(Supplied material begins)
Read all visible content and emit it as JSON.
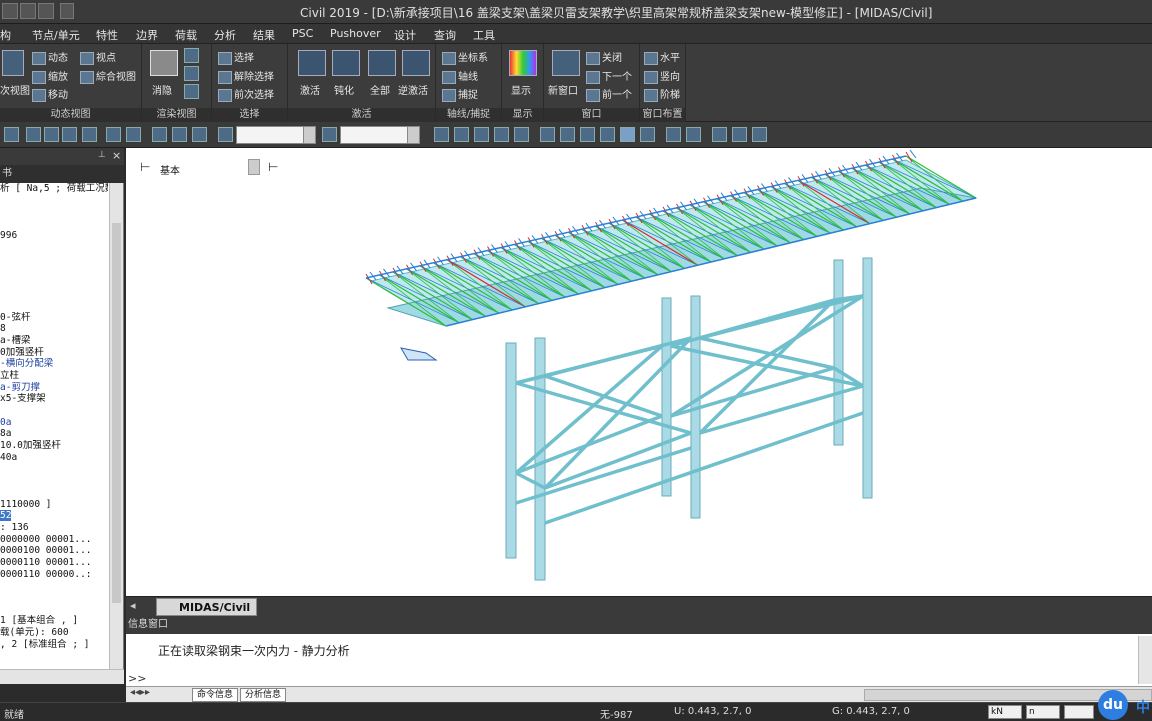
{
  "window": {
    "title": "Civil 2019 - [D:\\新承接项目\\16 盖梁支架\\盖梁贝雷支架教学\\织里高架常规桥盖梁支架new-模型修正] - [MIDAS/Civil]"
  },
  "menubar": [
    "构",
    "节点/单元",
    "特性",
    "边界",
    "荷载",
    "分析",
    "结果",
    "PSC",
    "Pushover",
    "设计",
    "查询",
    "工具"
  ],
  "ribbon": {
    "groups": [
      "动态视图",
      "渲染视图",
      "选择",
      "激活",
      "轴线/捕捉",
      "显示",
      "窗口",
      "窗口布置"
    ],
    "dynamic": {
      "prev_view": "次视图",
      "dynamic": "动态",
      "zoom": "缩放",
      "move": "移动",
      "viewpoint": "视点",
      "combo_view": "綜合视图"
    },
    "render": {
      "hide": "消隐"
    },
    "select": {
      "select": "选择",
      "unselect": "解除选择",
      "prev_select": "前次选择"
    },
    "activate": {
      "activate": "激活",
      "deactivate": "钝化",
      "all": "全部",
      "inverse": "逆激活"
    },
    "axis": {
      "coord": "坐标系",
      "axis": "轴线",
      "snap": "捕捉"
    },
    "display": {
      "display": "显示"
    },
    "window": {
      "new_window": "新窗口",
      "close": "关闭",
      "next": "下一个",
      "prev": "前一个"
    },
    "layout": {
      "horizontal": "水平",
      "vertical": "竖向",
      "cascade": "阶梯"
    }
  },
  "viewport": {
    "view_label": "基本"
  },
  "leftpane": {
    "header": "书",
    "lines": [
      {
        "t": "析 [ Na,5 ; 荷载工况数",
        "c": "n"
      },
      {
        "t": "",
        "c": "n"
      },
      {
        "t": "",
        "c": "n"
      },
      {
        "t": "",
        "c": "n"
      },
      {
        "t": "996",
        "c": "n"
      },
      {
        "t": "",
        "c": "n"
      },
      {
        "t": "",
        "c": "n"
      },
      {
        "t": "",
        "c": "n"
      },
      {
        "t": "",
        "c": "n"
      },
      {
        "t": "",
        "c": "n"
      },
      {
        "t": "",
        "c": "n"
      },
      {
        "t": "0-弦杆",
        "c": "n"
      },
      {
        "t": "8",
        "c": "n"
      },
      {
        "t": "a-槽梁",
        "c": "n"
      },
      {
        "t": "0加强竖杆",
        "c": "n"
      },
      {
        "t": "-横向分配梁",
        "c": "b"
      },
      {
        "t": "立柱",
        "c": "n"
      },
      {
        "t": "a-剪刀撑",
        "c": "b"
      },
      {
        "t": "x5-支撑架",
        "c": "n"
      },
      {
        "t": "",
        "c": "n"
      },
      {
        "t": "0a",
        "c": "b"
      },
      {
        "t": "8a",
        "c": "n"
      },
      {
        "t": "10.0加强竖杆",
        "c": "n"
      },
      {
        "t": "40a",
        "c": "n"
      },
      {
        "t": "",
        "c": "n"
      },
      {
        "t": "",
        "c": "n"
      },
      {
        "t": "",
        "c": "n"
      },
      {
        "t": "1110000 ]",
        "c": "n"
      },
      {
        "t": "52",
        "c": "s"
      },
      {
        "t": ": 136",
        "c": "n"
      },
      {
        "t": "0000000 00001...",
        "c": "n"
      },
      {
        "t": "0000100 00001...",
        "c": "n"
      },
      {
        "t": "0000110 00001...",
        "c": "n"
      },
      {
        "t": "0000110 00000..:",
        "c": "n"
      },
      {
        "t": "",
        "c": "n"
      },
      {
        "t": "",
        "c": "n"
      },
      {
        "t": "",
        "c": "n"
      },
      {
        "t": "1 [基本组合 , ]",
        "c": "n"
      },
      {
        "t": "载(单元): 600",
        "c": "n"
      },
      {
        "t": ", 2 [标准组合 ; ]",
        "c": "n"
      }
    ]
  },
  "doctab": {
    "label": "MIDAS/Civil"
  },
  "info": {
    "header": "信息窗口",
    "message": "正在读取梁钢束一次内力 - 静力分析",
    "prompt": ">>"
  },
  "bottomtabs": [
    "命令信息",
    "分析信息"
  ],
  "status": {
    "left": "就绪",
    "none": "无-987",
    "u": "U: 0.443, 2.7, 0",
    "g": "G: 0.443, 2.7, 0",
    "unit_force": "kN",
    "unit_len": "n"
  },
  "logo": {
    "mark": "du",
    "text": "中"
  },
  "colors": {
    "structure": "#8fd3e0",
    "truss_hot": "#d82b2b",
    "truss_mid": "#2bbf3a",
    "truss_cool": "#2a7fd8"
  }
}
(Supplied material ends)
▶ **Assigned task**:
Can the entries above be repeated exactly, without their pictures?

▶ **Response area**:
Read all visible content and emit it as JSON.
{
  "window": {
    "title": "Civil 2019 - [D:\\新承接项目\\16 盖梁支架\\盖梁贝雷支架教学\\织里高架常规桥盖梁支架new-模型修正] - [MIDAS/Civil]"
  },
  "menubar": [
    "构",
    "节点/单元",
    "特性",
    "边界",
    "荷载",
    "分析",
    "结果",
    "PSC",
    "Pushover",
    "设计",
    "查询",
    "工具"
  ],
  "ribbon": {
    "groups": [
      "动态视图",
      "渲染视图",
      "选择",
      "激活",
      "轴线/捕捉",
      "显示",
      "窗口",
      "窗口布置"
    ],
    "dynamic": {
      "prev_view": "次视图",
      "dynamic": "动态",
      "zoom": "缩放",
      "move": "移动",
      "viewpoint": "视点",
      "combo_view": "綜合视图"
    },
    "render": {
      "hide": "消隐"
    },
    "select": {
      "select": "选择",
      "unselect": "解除选择",
      "prev_select": "前次选择"
    },
    "activate": {
      "activate": "激活",
      "deactivate": "钝化",
      "all": "全部",
      "inverse": "逆激活"
    },
    "axis": {
      "coord": "坐标系",
      "axis": "轴线",
      "snap": "捕捉"
    },
    "display": {
      "display": "显示"
    },
    "window": {
      "new_window": "新窗口",
      "close": "关闭",
      "next": "下一个",
      "prev": "前一个"
    },
    "layout": {
      "horizontal": "水平",
      "vertical": "竖向",
      "cascade": "阶梯"
    }
  },
  "viewport": {
    "view_label": "基本"
  },
  "leftpane": {
    "header": "书",
    "lines": [
      {
        "t": "析 [ Na,5 ; 荷载工况数",
        "c": "n"
      },
      {
        "t": "",
        "c": "n"
      },
      {
        "t": "",
        "c": "n"
      },
      {
        "t": "",
        "c": "n"
      },
      {
        "t": "996",
        "c": "n"
      },
      {
        "t": "",
        "c": "n"
      },
      {
        "t": "",
        "c": "n"
      },
      {
        "t": "",
        "c": "n"
      },
      {
        "t": "",
        "c": "n"
      },
      {
        "t": "",
        "c": "n"
      },
      {
        "t": "",
        "c": "n"
      },
      {
        "t": "0-弦杆",
        "c": "n"
      },
      {
        "t": "8",
        "c": "n"
      },
      {
        "t": "a-槽梁",
        "c": "n"
      },
      {
        "t": "0加强竖杆",
        "c": "n"
      },
      {
        "t": "-横向分配梁",
        "c": "b"
      },
      {
        "t": "立柱",
        "c": "n"
      },
      {
        "t": "a-剪刀撑",
        "c": "b"
      },
      {
        "t": "x5-支撑架",
        "c": "n"
      },
      {
        "t": "",
        "c": "n"
      },
      {
        "t": "0a",
        "c": "b"
      },
      {
        "t": "8a",
        "c": "n"
      },
      {
        "t": "10.0加强竖杆",
        "c": "n"
      },
      {
        "t": "40a",
        "c": "n"
      },
      {
        "t": "",
        "c": "n"
      },
      {
        "t": "",
        "c": "n"
      },
      {
        "t": "",
        "c": "n"
      },
      {
        "t": "1110000 ]",
        "c": "n"
      },
      {
        "t": "52",
        "c": "s"
      },
      {
        "t": ": 136",
        "c": "n"
      },
      {
        "t": "0000000 00001...",
        "c": "n"
      },
      {
        "t": "0000100 00001...",
        "c": "n"
      },
      {
        "t": "0000110 00001...",
        "c": "n"
      },
      {
        "t": "0000110 00000..:",
        "c": "n"
      },
      {
        "t": "",
        "c": "n"
      },
      {
        "t": "",
        "c": "n"
      },
      {
        "t": "",
        "c": "n"
      },
      {
        "t": "1 [基本组合 , ]",
        "c": "n"
      },
      {
        "t": "载(单元): 600",
        "c": "n"
      },
      {
        "t": ", 2 [标准组合 ; ]",
        "c": "n"
      }
    ]
  },
  "doctab": {
    "label": "MIDAS/Civil"
  },
  "info": {
    "header": "信息窗口",
    "message": "正在读取梁钢束一次内力 - 静力分析",
    "prompt": ">>"
  },
  "bottomtabs": [
    "命令信息",
    "分析信息"
  ],
  "status": {
    "left": "就绪",
    "none": "无-987",
    "u": "U: 0.443, 2.7, 0",
    "g": "G: 0.443, 2.7, 0",
    "unit_force": "kN",
    "unit_len": "n"
  },
  "logo": {
    "mark": "du",
    "text": "中"
  },
  "colors": {
    "structure": "#8fd3e0",
    "truss_hot": "#d82b2b",
    "truss_mid": "#2bbf3a",
    "truss_cool": "#2a7fd8"
  }
}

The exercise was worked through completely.